Objective: To determine the associations among cardiopulmonary fitness, neuropsychological function, central arterial stiffness, and cerebral perfusion in the sedentary and endurance-trained middle-aged adults.

Methods: Twenty-six sedentary and 32 endurance-trained middle-aged adults were measured for maximal oxygen consumption, central arterial stiffness determined by aortic pulse wave velocity and carotid ultrasound, neuropsychological function, and regional cerebral blood flow assessed by MRI.
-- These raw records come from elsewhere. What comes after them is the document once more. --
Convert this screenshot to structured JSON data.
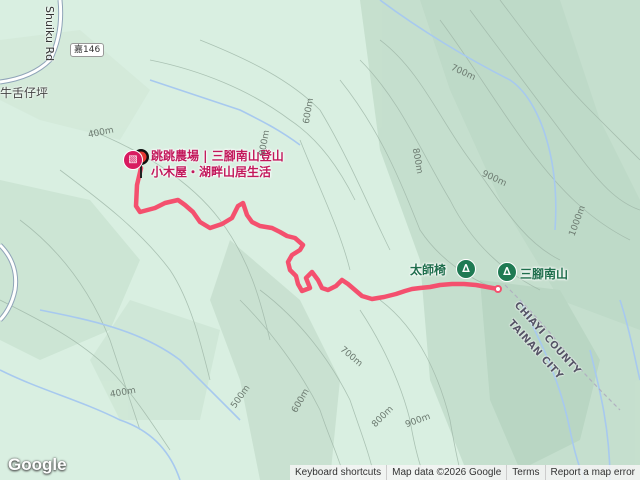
{
  "map": {
    "poi": {
      "line1": "跳跳農場 | 三腳南山登山",
      "line2": "小木屋・湖畔山居生活",
      "icon": "shop-icon"
    },
    "peaks": [
      {
        "name": "太師椅",
        "icon": "mountain-peak-icon"
      },
      {
        "name": "三腳南山",
        "icon": "mountain-peak-icon"
      }
    ],
    "places": {
      "village": "牛舌仔坪"
    },
    "roads": {
      "route_number": "嘉146",
      "road_name": "Shuiku Rd"
    },
    "counties": {
      "north": "CHIAYI COUNTY",
      "south": "TAINAN CITY"
    },
    "contours": [
      "400m",
      "500m",
      "600m",
      "700m",
      "800m",
      "900m",
      "1000m",
      "400m",
      "600m",
      "700m",
      "800m",
      "900m",
      "800m",
      "1000m",
      "700m",
      "400m",
      "500m",
      "600m"
    ],
    "colors": {
      "track": "#f4506e",
      "water": "#a7c9ef",
      "land": "#d6eddd",
      "poi": "#d81b60",
      "peak": "#1f7a53"
    }
  },
  "footer": {
    "logo": "Google",
    "keyboard_shortcuts": "Keyboard shortcuts",
    "map_data": "Map data ©2026 Google",
    "terms": "Terms",
    "report": "Report a map error"
  }
}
Results: There were no group differences in age, sex, ethnicity, education, blood pressure, and carotid intima–media wall thickness (all P > 0.05). Neuropsychological performance and occipitoparietal perfusion were greater, and central arterial stiffness was lower in endurance-trained individuals than in sedentary individuals (all P < 0.05). Greater cardiopulmonary fitness was related to better cognitive composite scores, including memory and attention-executive function (r = 0.28–0.40, P < 0.05). Lower carotid arterial stiffness was associated with better neuropsychological outcome independent of age, sex, and education (r = −0.32 to −0.35, P < 0.05), and correlated with greater occipitoparietal blood flow (r = −0.37 to −0.51, P < 0.05).

Conclusion: Lower carotid artery stiffness in endurance-trained adults is associated with better neuropsychological outcome and greater occipitoparietal perfusion.

aDepartment of Kinesiology and Health Education

bDepartment of Psychology

cImaging Research Center, The University of Texas at Austin

dMedicine in Motion, Austin, Texas, USA

Correspondence to Andreana P. Haley, PhD, Department of Psychology, The University of Texas at Austin, 108 E Dean Keeton, Stop A8000, Austin, TX 78712, USA. Tel: +1 512 232 0863; fax: +1 512 471 6175; e-mail:

Abbreviations: cfPWV, carotid-femoral pulse wave velocity; PWV, pulse wave velocity; VO2max, maximal oxygen consumption

Received 8 March, 2013

Revised 13 June, 2013

Accepted 5 July, 2013

© 2013 Wolters Kluwer Health | Lippincott Williams & Wilkins